Task brief:
Each line of the records needs to be written out exactly, with any image left out.

Given data:

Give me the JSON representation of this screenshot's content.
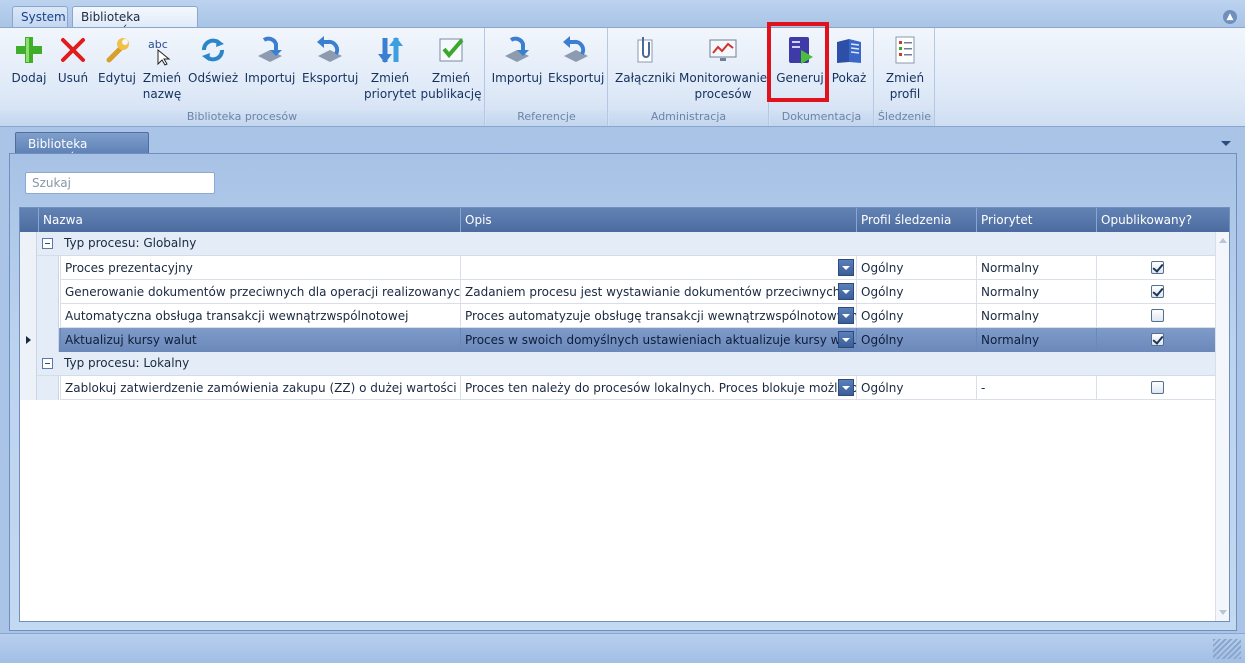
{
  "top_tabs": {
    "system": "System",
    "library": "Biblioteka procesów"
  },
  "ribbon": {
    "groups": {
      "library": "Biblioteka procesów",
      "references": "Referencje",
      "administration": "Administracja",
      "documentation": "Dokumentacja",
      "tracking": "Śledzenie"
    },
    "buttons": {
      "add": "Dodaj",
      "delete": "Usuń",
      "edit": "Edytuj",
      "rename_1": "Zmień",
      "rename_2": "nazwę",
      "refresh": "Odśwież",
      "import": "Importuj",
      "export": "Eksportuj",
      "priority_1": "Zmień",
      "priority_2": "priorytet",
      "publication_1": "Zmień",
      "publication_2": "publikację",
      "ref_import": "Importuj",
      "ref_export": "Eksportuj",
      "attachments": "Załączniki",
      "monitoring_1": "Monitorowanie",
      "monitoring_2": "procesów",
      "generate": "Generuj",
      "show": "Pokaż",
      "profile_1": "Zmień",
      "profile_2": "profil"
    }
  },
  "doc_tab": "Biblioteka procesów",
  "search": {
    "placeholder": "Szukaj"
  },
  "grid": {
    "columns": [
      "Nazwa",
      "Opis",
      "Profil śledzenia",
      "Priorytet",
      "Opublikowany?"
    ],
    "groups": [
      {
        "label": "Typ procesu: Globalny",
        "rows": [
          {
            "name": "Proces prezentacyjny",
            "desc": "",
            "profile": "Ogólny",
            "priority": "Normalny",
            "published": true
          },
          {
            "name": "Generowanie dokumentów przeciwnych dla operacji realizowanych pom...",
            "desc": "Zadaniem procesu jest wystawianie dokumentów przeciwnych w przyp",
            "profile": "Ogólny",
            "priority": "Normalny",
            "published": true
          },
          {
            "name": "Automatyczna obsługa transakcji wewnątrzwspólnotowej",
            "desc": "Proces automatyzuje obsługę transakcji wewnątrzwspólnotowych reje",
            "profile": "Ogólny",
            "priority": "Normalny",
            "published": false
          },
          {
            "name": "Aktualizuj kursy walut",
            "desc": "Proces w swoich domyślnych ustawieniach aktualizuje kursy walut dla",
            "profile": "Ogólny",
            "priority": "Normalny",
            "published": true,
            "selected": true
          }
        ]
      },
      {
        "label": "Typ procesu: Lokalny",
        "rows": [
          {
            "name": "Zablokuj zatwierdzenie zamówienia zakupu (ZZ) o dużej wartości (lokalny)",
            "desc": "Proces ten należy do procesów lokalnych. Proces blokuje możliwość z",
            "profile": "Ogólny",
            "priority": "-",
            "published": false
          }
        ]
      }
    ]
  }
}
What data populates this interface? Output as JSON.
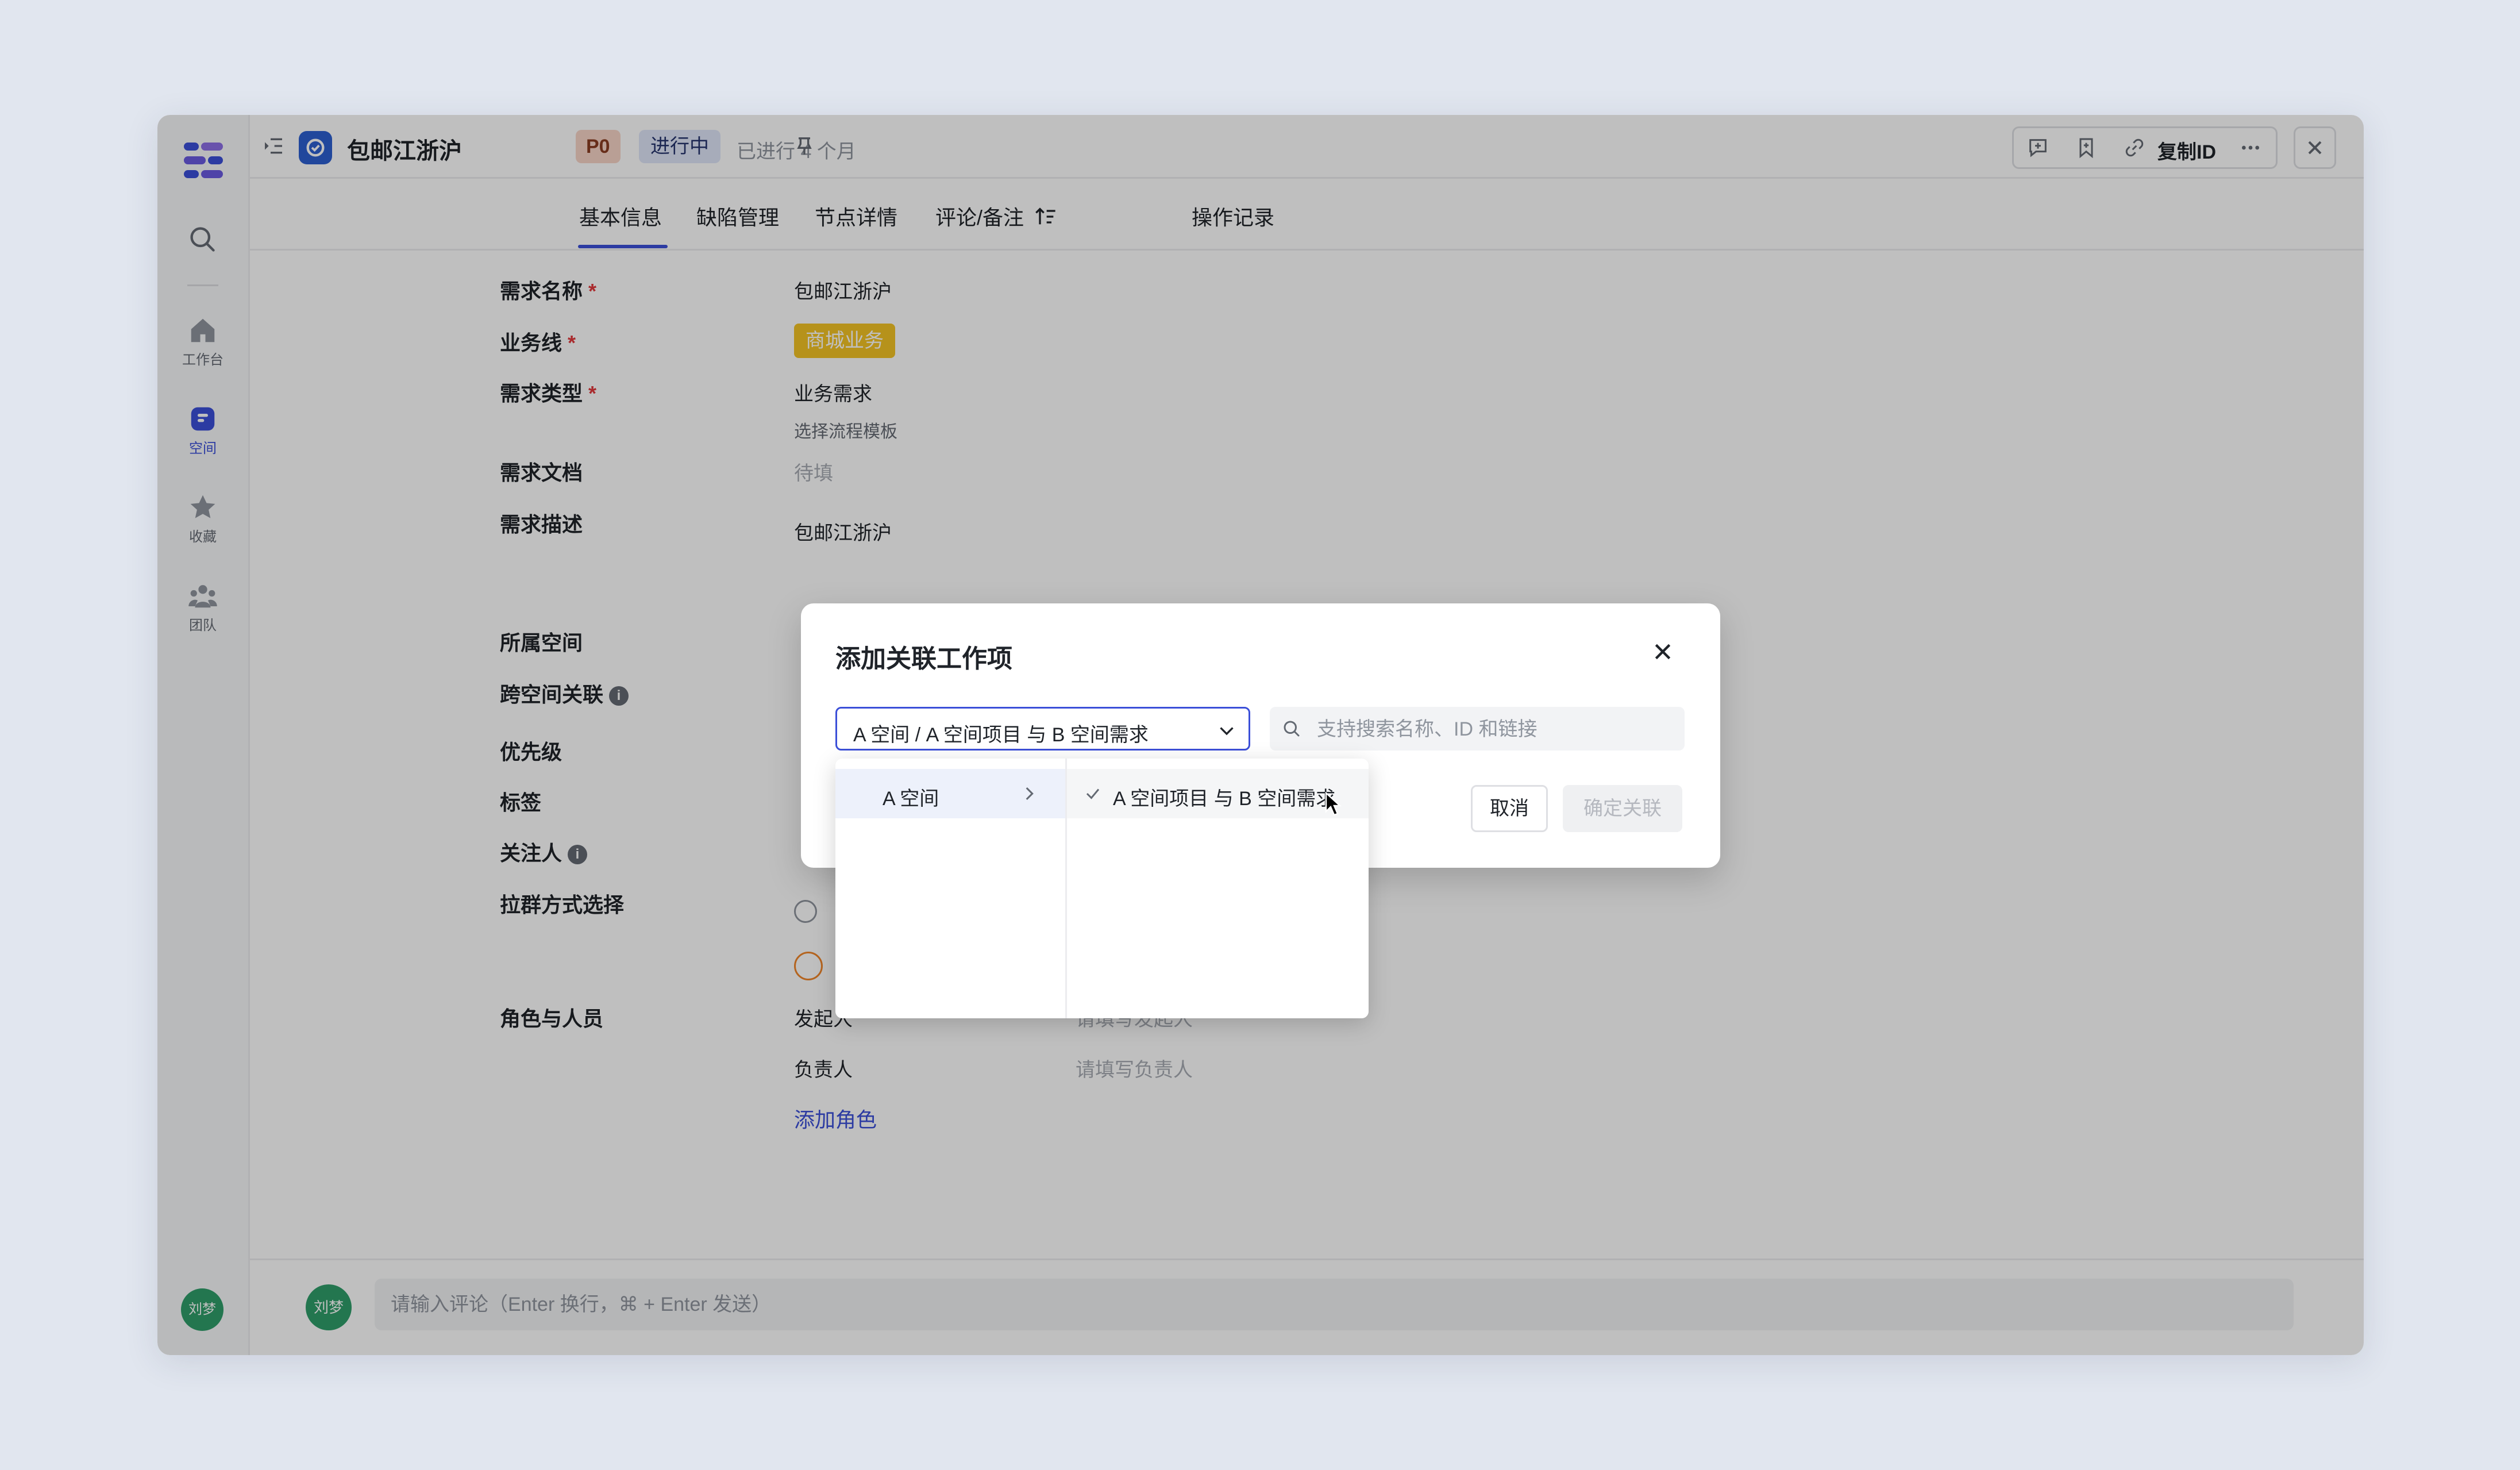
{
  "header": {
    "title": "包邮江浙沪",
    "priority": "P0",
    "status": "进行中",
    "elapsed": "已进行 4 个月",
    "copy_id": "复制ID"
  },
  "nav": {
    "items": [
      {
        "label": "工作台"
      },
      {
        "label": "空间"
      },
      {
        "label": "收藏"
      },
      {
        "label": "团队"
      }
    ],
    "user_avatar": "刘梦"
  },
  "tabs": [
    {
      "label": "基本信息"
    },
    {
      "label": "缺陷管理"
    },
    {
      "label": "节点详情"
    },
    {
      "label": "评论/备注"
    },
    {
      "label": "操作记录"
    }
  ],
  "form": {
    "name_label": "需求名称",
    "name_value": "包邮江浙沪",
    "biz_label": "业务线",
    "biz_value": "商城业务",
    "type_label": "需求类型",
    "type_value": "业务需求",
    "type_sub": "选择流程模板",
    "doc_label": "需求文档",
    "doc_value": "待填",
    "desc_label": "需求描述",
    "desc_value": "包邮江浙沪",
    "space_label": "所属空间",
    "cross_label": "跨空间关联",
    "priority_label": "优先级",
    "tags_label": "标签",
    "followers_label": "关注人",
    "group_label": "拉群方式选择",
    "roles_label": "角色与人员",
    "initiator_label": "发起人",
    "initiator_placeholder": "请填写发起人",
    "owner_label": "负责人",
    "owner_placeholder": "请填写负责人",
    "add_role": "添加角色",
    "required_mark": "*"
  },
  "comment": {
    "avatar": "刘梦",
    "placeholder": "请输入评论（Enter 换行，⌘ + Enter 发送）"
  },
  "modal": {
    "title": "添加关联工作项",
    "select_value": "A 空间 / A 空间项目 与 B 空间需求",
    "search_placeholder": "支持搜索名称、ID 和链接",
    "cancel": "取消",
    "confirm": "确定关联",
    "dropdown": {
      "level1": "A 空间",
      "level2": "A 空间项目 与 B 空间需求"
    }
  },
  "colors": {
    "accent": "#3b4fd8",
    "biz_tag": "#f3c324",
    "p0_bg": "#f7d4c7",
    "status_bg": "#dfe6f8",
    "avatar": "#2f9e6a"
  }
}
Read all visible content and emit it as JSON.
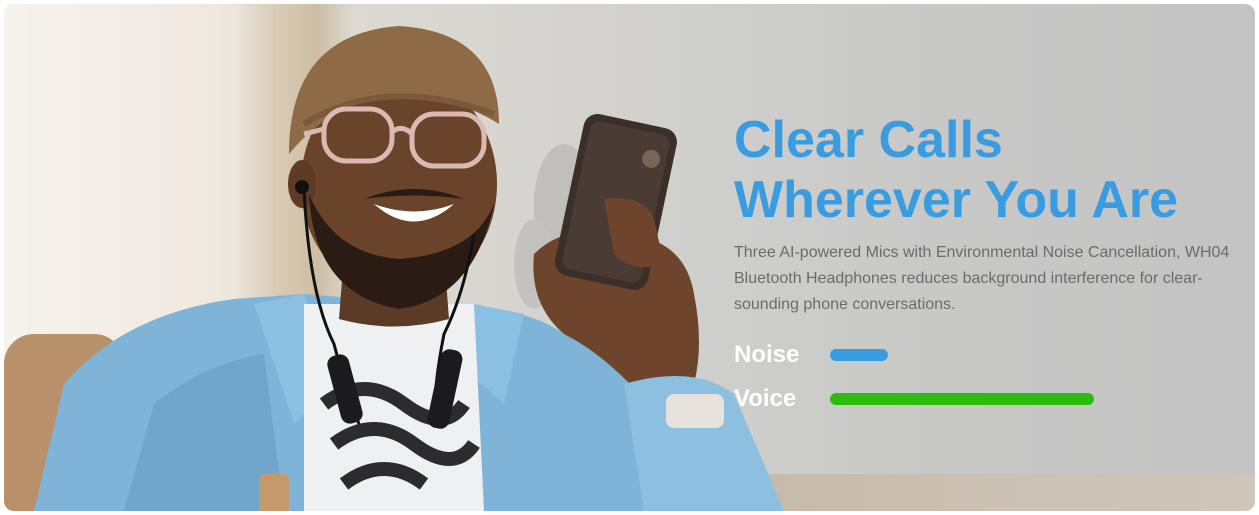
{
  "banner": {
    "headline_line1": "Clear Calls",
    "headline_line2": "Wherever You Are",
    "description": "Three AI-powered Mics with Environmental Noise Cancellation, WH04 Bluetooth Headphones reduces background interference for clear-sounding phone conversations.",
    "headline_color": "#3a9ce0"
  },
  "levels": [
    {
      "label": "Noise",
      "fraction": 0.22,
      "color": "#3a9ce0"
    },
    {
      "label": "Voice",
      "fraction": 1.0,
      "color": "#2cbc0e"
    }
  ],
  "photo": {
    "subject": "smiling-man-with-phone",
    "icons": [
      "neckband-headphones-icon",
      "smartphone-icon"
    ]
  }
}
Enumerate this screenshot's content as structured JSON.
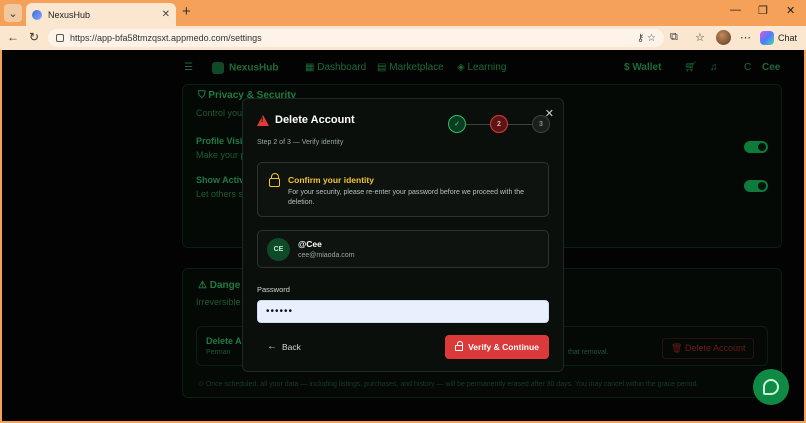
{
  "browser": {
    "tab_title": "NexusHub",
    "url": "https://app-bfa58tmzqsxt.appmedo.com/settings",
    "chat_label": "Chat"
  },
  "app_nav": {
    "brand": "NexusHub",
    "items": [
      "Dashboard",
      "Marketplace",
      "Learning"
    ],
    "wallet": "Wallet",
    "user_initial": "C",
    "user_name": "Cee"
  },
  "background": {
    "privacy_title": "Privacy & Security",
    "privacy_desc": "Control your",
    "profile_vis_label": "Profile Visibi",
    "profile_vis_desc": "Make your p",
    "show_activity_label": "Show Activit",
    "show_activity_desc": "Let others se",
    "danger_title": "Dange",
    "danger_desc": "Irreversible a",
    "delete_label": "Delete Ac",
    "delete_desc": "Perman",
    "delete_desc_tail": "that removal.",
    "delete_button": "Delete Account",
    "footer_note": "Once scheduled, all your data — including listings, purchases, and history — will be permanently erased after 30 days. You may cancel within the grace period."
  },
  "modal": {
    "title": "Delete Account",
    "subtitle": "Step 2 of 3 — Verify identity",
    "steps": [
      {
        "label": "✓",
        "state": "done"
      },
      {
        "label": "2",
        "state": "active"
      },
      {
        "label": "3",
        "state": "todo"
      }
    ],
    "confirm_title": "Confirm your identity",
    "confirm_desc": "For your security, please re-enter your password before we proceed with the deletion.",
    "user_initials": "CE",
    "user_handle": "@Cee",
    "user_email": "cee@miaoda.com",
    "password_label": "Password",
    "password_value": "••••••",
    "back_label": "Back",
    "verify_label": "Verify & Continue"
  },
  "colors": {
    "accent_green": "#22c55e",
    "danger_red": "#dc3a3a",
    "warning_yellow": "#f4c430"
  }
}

Finished task:
Give me the JSON representation of this screenshot's content.
{
  "top_tabs": {
    "system": "System",
    "library": "Biblioteka procesów"
  },
  "ribbon": {
    "groups": {
      "library": "Biblioteka procesów",
      "references": "Referencje",
      "administration": "Administracja",
      "documentation": "Dokumentacja",
      "tracking": "Śledzenie"
    },
    "buttons": {
      "add": "Dodaj",
      "delete": "Usuń",
      "edit": "Edytuj",
      "rename_1": "Zmień",
      "rename_2": "nazwę",
      "refresh": "Odśwież",
      "import": "Importuj",
      "export": "Eksportuj",
      "priority_1": "Zmień",
      "priority_2": "priorytet",
      "publication_1": "Zmień",
      "publication_2": "publikację",
      "ref_import": "Importuj",
      "ref_export": "Eksportuj",
      "attachments": "Załączniki",
      "monitoring_1": "Monitorowanie",
      "monitoring_2": "procesów",
      "generate": "Generuj",
      "show": "Pokaż",
      "profile_1": "Zmień",
      "profile_2": "profil"
    }
  },
  "doc_tab": "Biblioteka procesów",
  "search": {
    "placeholder": "Szukaj"
  },
  "grid": {
    "columns": [
      "Nazwa",
      "Opis",
      "Profil śledzenia",
      "Priorytet",
      "Opublikowany?"
    ],
    "groups": [
      {
        "label": "Typ procesu: Globalny",
        "rows": [
          {
            "name": "Proces prezentacyjny",
            "desc": "",
            "profile": "Ogólny",
            "priority": "Normalny",
            "published": true
          },
          {
            "name": "Generowanie dokumentów przeciwnych dla operacji realizowanych pom...",
            "desc": "Zadaniem procesu jest wystawianie dokumentów przeciwnych w przyp",
            "profile": "Ogólny",
            "priority": "Normalny",
            "published": true
          },
          {
            "name": "Automatyczna obsługa transakcji wewnątrzwspólnotowej",
            "desc": "Proces automatyzuje obsługę transakcji wewnątrzwspólnotowych reje",
            "profile": "Ogólny",
            "priority": "Normalny",
            "published": false
          },
          {
            "name": "Aktualizuj kursy walut",
            "desc": "Proces w swoich domyślnych ustawieniach aktualizuje kursy walut dla",
            "profile": "Ogólny",
            "priority": "Normalny",
            "published": true,
            "selected": true
          }
        ]
      },
      {
        "label": "Typ procesu: Lokalny",
        "rows": [
          {
            "name": "Zablokuj zatwierdzenie zamówienia zakupu (ZZ) o dużej wartości (lokalny)",
            "desc": "Proces ten należy do procesów lokalnych. Proces blokuje możliwość z",
            "profile": "Ogólny",
            "priority": "-",
            "published": false
          }
        ]
      }
    ]
  }
}
What data populates this interface? Output as JSON.
{
  "header": {
    "title": "包邮江浙沪",
    "priority": "P0",
    "status": "进行中",
    "elapsed": "已进行 4 个月",
    "copy_id": "复制ID"
  },
  "nav": {
    "items": [
      {
        "label": "工作台"
      },
      {
        "label": "空间"
      },
      {
        "label": "收藏"
      },
      {
        "label": "团队"
      }
    ],
    "user_avatar": "刘梦"
  },
  "tabs": [
    {
      "label": "基本信息"
    },
    {
      "label": "缺陷管理"
    },
    {
      "label": "节点详情"
    },
    {
      "label": "评论/备注"
    },
    {
      "label": "操作记录"
    }
  ],
  "form": {
    "name_label": "需求名称",
    "name_value": "包邮江浙沪",
    "biz_label": "业务线",
    "biz_value": "商城业务",
    "type_label": "需求类型",
    "type_value": "业务需求",
    "type_sub": "选择流程模板",
    "doc_label": "需求文档",
    "doc_value": "待填",
    "desc_label": "需求描述",
    "desc_value": "包邮江浙沪",
    "space_label": "所属空间",
    "cross_label": "跨空间关联",
    "priority_label": "优先级",
    "tags_label": "标签",
    "followers_label": "关注人",
    "group_label": "拉群方式选择",
    "roles_label": "角色与人员",
    "initiator_label": "发起人",
    "initiator_placeholder": "请填写发起人",
    "owner_label": "负责人",
    "owner_placeholder": "请填写负责人",
    "add_role": "添加角色",
    "required_mark": "*"
  },
  "comment": {
    "avatar": "刘梦",
    "placeholder": "请输入评论（Enter 换行，⌘ + Enter 发送）"
  },
  "modal": {
    "title": "添加关联工作项",
    "select_value": "A 空间 / A 空间项目 与 B 空间需求",
    "search_placeholder": "支持搜索名称、ID 和链接",
    "cancel": "取消",
    "confirm": "确定关联",
    "dropdown": {
      "level1": "A 空间",
      "level2": "A 空间项目 与 B 空间需求"
    }
  },
  "colors": {
    "accent": "#3b4fd8",
    "biz_tag": "#f3c324",
    "p0_bg": "#f7d4c7",
    "status_bg": "#dfe6f8",
    "avatar": "#2f9e6a"
  }
}
Read all visible content and emit it as JSON.
{
  "banner": {
    "headline_line1": "Clear Calls",
    "headline_line2": "Wherever You Are",
    "description": "Three AI-powered Mics with Environmental Noise Cancellation, WH04 Bluetooth Headphones reduces background interference for clear-sounding phone conversations.",
    "headline_color": "#3a9ce0"
  },
  "levels": [
    {
      "label": "Noise",
      "fraction": 0.22,
      "color": "#3a9ce0"
    },
    {
      "label": "Voice",
      "fraction": 1.0,
      "color": "#2cbc0e"
    }
  ],
  "photo": {
    "subject": "smiling-man-with-phone",
    "icons": [
      "neckband-headphones-icon",
      "smartphone-icon"
    ]
  }
}
Enumerate this screenshot's content as structured JSON.
{
  "browser": {
    "tab_title": "NexusHub",
    "url": "https://app-bfa58tmzqsxt.appmedo.com/settings",
    "chat_label": "Chat"
  },
  "app_nav": {
    "brand": "NexusHub",
    "items": [
      "Dashboard",
      "Marketplace",
      "Learning"
    ],
    "wallet": "Wallet",
    "user_initial": "C",
    "user_name": "Cee"
  },
  "background": {
    "privacy_title": "Privacy & Security",
    "privacy_desc": "Control your",
    "profile_vis_label": "Profile Visibi",
    "profile_vis_desc": "Make your p",
    "show_activity_label": "Show Activit",
    "show_activity_desc": "Let others se",
    "danger_title": "Dange",
    "danger_desc": "Irreversible a",
    "delete_label": "Delete Ac",
    "delete_desc": "Perman",
    "delete_desc_tail": "that removal.",
    "delete_button": "Delete Account",
    "footer_note": "Once scheduled, all your data — including listings, purchases, and history — will be permanently erased after 30 days. You may cancel within the grace period."
  },
  "modal": {
    "title": "Delete Account",
    "subtitle": "Step 2 of 3 — Verify identity",
    "steps": [
      {
        "label": "✓",
        "state": "done"
      },
      {
        "label": "2",
        "state": "active"
      },
      {
        "label": "3",
        "state": "todo"
      }
    ],
    "confirm_title": "Confirm your identity",
    "confirm_desc": "For your security, please re-enter your password before we proceed with the deletion.",
    "user_initials": "CE",
    "user_handle": "@Cee",
    "user_email": "cee@miaoda.com",
    "password_label": "Password",
    "password_value": "••••••",
    "back_label": "Back",
    "verify_label": "Verify & Continue"
  },
  "colors": {
    "accent_green": "#22c55e",
    "danger_red": "#dc3a3a",
    "warning_yellow": "#f4c430"
  }
}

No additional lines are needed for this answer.